South Coast Air Quality Management District (AQMD) mandates that “all internal combustion engines (ICEs) greater than 50 brake horsepower (bhp) and gas turbines greater than 2,975,000 British thermal units (Btu) per hour are required to obtain a permit to construct from the SCAQMD prior to installation of the engines at a site” (Source: AQMD, http://www.aqmd.gov/home/permits/emergency-generators#Fact1). Following the initial construction fee, there is an annual operating permit fee and annual operating permit emissions fee. The government agency states that “a standby ICE or turbine for non-utility power generation that does not operate more than 200 hours a year and is only operated in the event of an emergency power failure or for routine testing and maintenance is considered an emergency backup generator for power generation.” (Source: AQMD, http://www.aqmd.gov/home/permits/emergency-generators#Fact3).
According to the PTO Generator Buyer’s Guide, “basically, you need 2 HP to produce 1 kW of electricity…For example, a 50-HP engine is required to produce 25 kW of power” (Source: Electric Generator’s Direct, http://www.electricgeneratorsdirect.com/stories/22-How-to-Pick-the-Perfect-Power-Take-Off-Generator.html).
That means that on average, a 50 HP emergency backup generator produces approximately 25 kW of power. A 30 kVA three phase Battery Backup Power, Inc. uninterruptible power supply has almost the same capacity, coming in at 24 kW of power. This uninterruptible power supply as well as its larger versions do not require an AQMD permit, do not face increasing environmental restrictions by the EPA or AQMD, and provide continuous/uninterrupted backup power. The UPS ensures that all electronics on its branch circuit stay on during a power outage rather than losing power and waiting the 2-15 minutes required for the generator to kick on. Existing versions include the above mentioned 24 kW UPS, a 36 kW UPS, a 48 kW UPS, a 64 kW UPS, a 80 kW UPS, and a 96 kW UPS (call 855-330-7799 or email email@example.com for details). Battery cabinet configurations can be customized by Battery Backup Power, Inc. to run a specific amount of time (I.E 16 minutes to 8 hours).

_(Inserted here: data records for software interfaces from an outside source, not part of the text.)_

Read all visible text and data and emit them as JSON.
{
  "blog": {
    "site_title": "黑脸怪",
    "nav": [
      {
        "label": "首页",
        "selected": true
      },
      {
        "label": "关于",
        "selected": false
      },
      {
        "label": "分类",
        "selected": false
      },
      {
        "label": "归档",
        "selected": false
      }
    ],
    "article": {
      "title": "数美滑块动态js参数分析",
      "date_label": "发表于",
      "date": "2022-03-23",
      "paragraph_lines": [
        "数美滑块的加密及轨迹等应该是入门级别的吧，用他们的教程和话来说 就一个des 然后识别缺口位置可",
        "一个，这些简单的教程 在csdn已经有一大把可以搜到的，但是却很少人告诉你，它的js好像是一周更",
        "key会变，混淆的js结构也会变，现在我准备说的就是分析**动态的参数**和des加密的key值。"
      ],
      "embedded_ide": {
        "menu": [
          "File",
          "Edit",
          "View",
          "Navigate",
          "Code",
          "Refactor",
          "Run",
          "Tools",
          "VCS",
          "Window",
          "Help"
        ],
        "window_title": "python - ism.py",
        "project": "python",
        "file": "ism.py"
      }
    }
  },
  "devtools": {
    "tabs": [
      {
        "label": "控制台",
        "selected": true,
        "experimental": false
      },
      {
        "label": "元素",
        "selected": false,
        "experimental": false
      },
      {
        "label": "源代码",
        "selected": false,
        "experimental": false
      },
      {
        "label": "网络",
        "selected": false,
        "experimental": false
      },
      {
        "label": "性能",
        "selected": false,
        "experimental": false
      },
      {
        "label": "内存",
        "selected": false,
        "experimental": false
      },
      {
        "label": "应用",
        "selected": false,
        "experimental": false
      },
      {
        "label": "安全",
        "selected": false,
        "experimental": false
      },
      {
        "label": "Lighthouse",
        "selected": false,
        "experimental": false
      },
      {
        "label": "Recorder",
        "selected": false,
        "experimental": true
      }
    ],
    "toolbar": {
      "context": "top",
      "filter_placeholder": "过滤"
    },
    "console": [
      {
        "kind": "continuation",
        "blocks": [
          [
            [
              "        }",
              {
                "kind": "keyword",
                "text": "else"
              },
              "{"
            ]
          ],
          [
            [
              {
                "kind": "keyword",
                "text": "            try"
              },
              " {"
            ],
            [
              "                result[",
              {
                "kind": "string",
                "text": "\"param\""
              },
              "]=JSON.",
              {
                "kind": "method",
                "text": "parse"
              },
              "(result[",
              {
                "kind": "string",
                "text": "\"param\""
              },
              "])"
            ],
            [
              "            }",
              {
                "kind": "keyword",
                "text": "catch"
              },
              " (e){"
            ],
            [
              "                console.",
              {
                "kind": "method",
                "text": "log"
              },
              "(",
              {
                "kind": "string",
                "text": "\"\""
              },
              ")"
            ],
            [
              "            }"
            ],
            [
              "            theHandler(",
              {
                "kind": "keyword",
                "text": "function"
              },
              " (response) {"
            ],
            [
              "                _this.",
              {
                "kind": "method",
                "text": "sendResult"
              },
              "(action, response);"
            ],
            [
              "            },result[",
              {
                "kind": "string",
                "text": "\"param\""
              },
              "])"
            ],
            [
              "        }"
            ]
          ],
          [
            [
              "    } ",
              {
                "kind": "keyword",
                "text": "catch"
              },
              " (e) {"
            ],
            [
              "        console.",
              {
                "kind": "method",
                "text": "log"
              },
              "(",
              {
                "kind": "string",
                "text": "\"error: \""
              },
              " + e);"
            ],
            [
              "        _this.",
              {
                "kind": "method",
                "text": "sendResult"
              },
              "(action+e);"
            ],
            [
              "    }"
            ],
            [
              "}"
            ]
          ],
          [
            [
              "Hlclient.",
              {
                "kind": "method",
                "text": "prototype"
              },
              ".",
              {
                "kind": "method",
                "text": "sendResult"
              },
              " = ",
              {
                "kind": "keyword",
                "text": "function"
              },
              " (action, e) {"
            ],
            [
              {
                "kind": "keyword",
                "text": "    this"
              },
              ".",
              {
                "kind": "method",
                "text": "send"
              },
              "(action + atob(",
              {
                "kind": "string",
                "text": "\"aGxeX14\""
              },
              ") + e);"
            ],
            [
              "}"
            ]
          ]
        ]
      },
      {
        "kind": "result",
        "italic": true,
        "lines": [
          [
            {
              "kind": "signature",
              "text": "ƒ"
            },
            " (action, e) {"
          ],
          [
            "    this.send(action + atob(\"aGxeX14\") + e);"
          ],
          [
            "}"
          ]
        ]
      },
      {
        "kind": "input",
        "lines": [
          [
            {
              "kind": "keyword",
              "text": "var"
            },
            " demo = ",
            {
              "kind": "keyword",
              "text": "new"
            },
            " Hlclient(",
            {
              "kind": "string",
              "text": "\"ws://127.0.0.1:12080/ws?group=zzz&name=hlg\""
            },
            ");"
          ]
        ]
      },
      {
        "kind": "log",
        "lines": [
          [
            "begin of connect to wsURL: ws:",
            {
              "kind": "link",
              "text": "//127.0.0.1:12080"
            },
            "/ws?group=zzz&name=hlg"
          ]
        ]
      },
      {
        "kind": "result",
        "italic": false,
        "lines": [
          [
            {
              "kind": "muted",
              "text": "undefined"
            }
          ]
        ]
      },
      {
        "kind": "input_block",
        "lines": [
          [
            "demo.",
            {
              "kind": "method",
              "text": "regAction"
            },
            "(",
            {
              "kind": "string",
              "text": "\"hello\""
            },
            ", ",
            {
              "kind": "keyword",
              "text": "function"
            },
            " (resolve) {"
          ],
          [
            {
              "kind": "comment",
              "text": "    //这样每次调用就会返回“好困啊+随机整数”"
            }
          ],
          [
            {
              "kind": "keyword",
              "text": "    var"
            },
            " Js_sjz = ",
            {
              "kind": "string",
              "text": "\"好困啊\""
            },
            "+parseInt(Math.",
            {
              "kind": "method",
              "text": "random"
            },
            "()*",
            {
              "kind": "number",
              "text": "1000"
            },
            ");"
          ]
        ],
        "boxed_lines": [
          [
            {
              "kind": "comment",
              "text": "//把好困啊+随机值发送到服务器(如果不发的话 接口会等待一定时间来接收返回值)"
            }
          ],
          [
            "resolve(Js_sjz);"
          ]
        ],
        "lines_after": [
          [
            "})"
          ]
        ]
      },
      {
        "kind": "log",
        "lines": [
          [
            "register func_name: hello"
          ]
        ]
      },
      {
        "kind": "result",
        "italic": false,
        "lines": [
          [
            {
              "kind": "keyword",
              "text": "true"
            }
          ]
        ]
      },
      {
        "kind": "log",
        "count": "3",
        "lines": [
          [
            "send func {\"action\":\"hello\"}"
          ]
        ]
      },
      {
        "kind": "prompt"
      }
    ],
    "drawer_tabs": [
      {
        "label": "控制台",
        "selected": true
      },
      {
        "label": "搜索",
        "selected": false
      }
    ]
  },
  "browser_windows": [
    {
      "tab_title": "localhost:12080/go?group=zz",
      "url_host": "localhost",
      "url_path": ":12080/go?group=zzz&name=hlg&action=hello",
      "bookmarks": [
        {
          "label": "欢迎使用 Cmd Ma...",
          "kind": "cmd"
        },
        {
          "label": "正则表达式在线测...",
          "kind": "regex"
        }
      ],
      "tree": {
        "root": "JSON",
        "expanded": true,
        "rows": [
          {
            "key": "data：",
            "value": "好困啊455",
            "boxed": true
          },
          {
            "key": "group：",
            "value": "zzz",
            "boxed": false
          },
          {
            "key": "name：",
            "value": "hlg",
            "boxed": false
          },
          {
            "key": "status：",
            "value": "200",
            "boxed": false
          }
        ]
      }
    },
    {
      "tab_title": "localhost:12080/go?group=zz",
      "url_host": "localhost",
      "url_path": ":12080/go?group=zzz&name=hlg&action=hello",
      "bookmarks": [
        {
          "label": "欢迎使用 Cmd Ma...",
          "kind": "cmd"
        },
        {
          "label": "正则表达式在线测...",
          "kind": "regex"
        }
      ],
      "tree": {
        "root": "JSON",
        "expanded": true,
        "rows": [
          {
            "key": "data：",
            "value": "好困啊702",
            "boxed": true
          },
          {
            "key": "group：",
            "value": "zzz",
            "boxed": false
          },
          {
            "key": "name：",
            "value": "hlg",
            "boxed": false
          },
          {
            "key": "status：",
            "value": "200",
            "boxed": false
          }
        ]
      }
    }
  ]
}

Another option is to pair a large uninterruptible power supply with an emergency backup generator to minimize the generator’s hours of operation, reducing the risk of exceeding the 200 annual hour limit imposed by AQMD. A rule of thumb in this scenario is that the emergency backup generator on an automatic transfer switch must be 3 times the rated capacity of the UPS. This option does not remove the maintenance burden of the generator, as an emergency backup generator is usually cycled at least once a month and needs regular maintenance whereas a UPS usually only requires battery replacement once every 3 years.